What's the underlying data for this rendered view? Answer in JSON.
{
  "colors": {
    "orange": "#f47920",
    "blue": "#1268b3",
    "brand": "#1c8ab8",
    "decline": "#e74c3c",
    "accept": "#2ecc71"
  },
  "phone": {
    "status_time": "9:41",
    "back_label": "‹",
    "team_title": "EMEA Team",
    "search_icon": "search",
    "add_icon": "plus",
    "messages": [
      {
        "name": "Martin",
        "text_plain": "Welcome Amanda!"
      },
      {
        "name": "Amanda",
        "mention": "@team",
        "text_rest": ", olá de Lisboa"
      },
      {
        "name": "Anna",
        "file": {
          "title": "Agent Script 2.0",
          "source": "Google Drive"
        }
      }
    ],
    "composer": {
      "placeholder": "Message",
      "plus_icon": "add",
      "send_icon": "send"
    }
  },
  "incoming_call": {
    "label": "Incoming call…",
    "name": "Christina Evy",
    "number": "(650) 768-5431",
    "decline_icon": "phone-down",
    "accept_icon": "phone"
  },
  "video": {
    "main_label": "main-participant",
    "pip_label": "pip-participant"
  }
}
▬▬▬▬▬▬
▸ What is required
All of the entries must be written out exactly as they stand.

▸ Answer section
What's the underlying data for this rendered view? Answer in JSON.
{
  "colors": {
    "orange": "#f47920",
    "blue": "#1268b3",
    "brand": "#1c8ab8",
    "decline": "#e74c3c",
    "accept": "#2ecc71"
  },
  "phone": {
    "status_time": "9:41",
    "back_label": "‹",
    "team_title": "EMEA Team",
    "search_icon": "search",
    "add_icon": "plus",
    "messages": [
      {
        "name": "Martin",
        "text_plain": "Welcome Amanda!"
      },
      {
        "name": "Amanda",
        "mention": "@team",
        "text_rest": ", olá de Lisboa"
      },
      {
        "name": "Anna",
        "file": {
          "title": "Agent Script 2.0",
          "source": "Google Drive"
        }
      }
    ],
    "composer": {
      "placeholder": "Message",
      "plus_icon": "add",
      "send_icon": "send"
    }
  },
  "incoming_call": {
    "label": "Incoming call…",
    "name": "Christina Evy",
    "number": "(650) 768-5431",
    "decline_icon": "phone-down",
    "accept_icon": "phone"
  },
  "video": {
    "main_label": "main-participant",
    "pip_label": "pip-participant"
  }
}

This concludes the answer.